# Names and variables¶

As you’ve already seen in the introduction to variables, Python gives names to values using an assignment statement. In an assignment, a name is followed by =, which is followed by any expression. The value of the expression to the right of = is assigned to the name. Once a name has a value assigned to it, the value will be substituted for that name in future expressions.

To repeat, when Python gives a name to a value, that is an assignment statement.

A statement is a piece of code that performs an action.

Here are two assignment statements, giving values to the names a and b. Then we use these variables in an expression. The Notebook shows the human-readable display of the expression return value.

a = 10
b = 20
a + b
30

In the expression a + b above, Python evaluates the variable a to get a computer representation (CR) of the number 10, it evaluates the variable b to get the CR of 20, and then adds them, to give the final result of the expression; a CR of 30.

Finally, the notebook creates a human-readable (HR) version of the result, and shows that to us.

A variable can be used in the expression to the right of =.

quarter = 1/4
half = 2 * quarter
half
0.5

We can change the value for variables. Here we change the value of variable quarter from 0.25 to 4.

quarter = 4

Now we have changed the value of quarter What do you think will happen to the value of half above? Will it change, or will it stay the same?

Remember that an expression evaluates its variables before returning the result. In the cell above, the expression half = 2 * quarter evaluated quarter, to get the CR of 0.25, and then evaluated 2 * 0.25, to give the CR of 0.5. half has this value - the CR of 0.5. When we changed quarter in the next cell, it did not affect the value that we have already given to half:

half
0.5

## Reassigning variables¶

You can change (reassign) the value of a variable. Let’s say we start with:

a = 5
a
5

At this stage the variable a has the value 5.

If you want, you can then change the value of a, like this:

a = 7
a
7

Now the variable a has the value 7. You can call this reassigning a variable.

Now consider this piece of code:

a = 10
a = a + 1

What value will a have?

Remember that Python will evaluate the right hand side (RHS) of a = a + 1. The RHS is a + 1. This has two sub-expressions, a (which evaluates to the CR of 10) and 1 (which evaluates to a CR of 1), so the value returned from a \+ 1 is the CR of 11. After this Python sets the left-hand-side name a to have this value. So:
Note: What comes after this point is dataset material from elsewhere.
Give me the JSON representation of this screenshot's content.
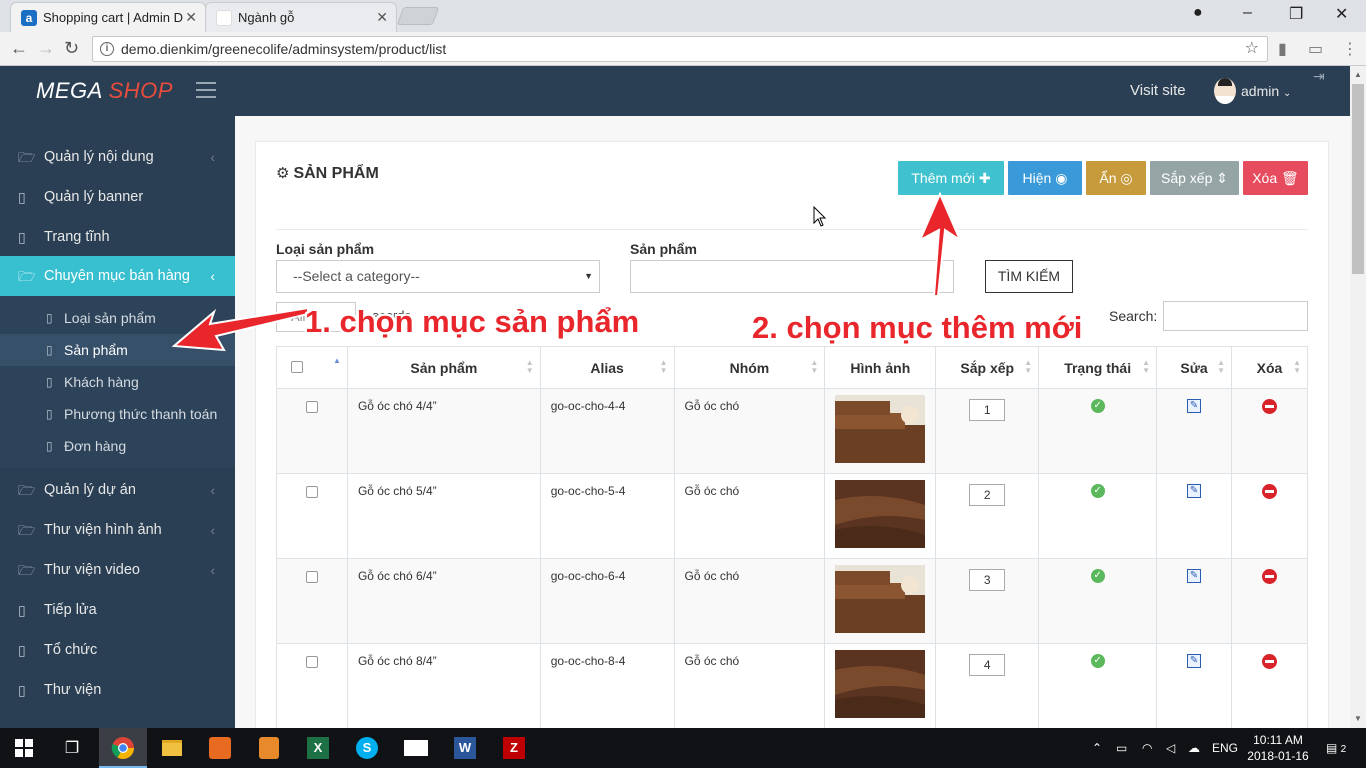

a
11

See this chapter in Think Like a Computer Scientist for more explanation of variables and reassignment.

## Rules for variable names¶

Variable names must start with a letter, but can contain both letters and numbers. A name cannot contain a space; instead, it is common to use an underscore character _ to replace each space. Names are only as useful as you make them; it’s up to the programmer to choose names that are easy to interpret. Typically, more meaningful names can be invented than a and b. For example, let’s say you were calculating the 20% Value Added Tax for a restaurant bill, as well as 15% tip, on top of that. The following names clarify the meaning of the various quantities involved.

meal_price = 25
vat_rate = 0.2
vat = meal_price * vat_rate
meal_price_with_vat = meal_price + vat
meal_price_with_vat
30.0
tip_rate = 0.15
tip = meal_price_with_vat * tip_rate
meal_price_total = meal_price_with_vat + tip
meal_price_total
34.5

See the Names exercises to practice the material in this section.

Note

This page has content from the Names notebook of an older version of the UC Berkeley data science course. See the Berkeley course section of the license file.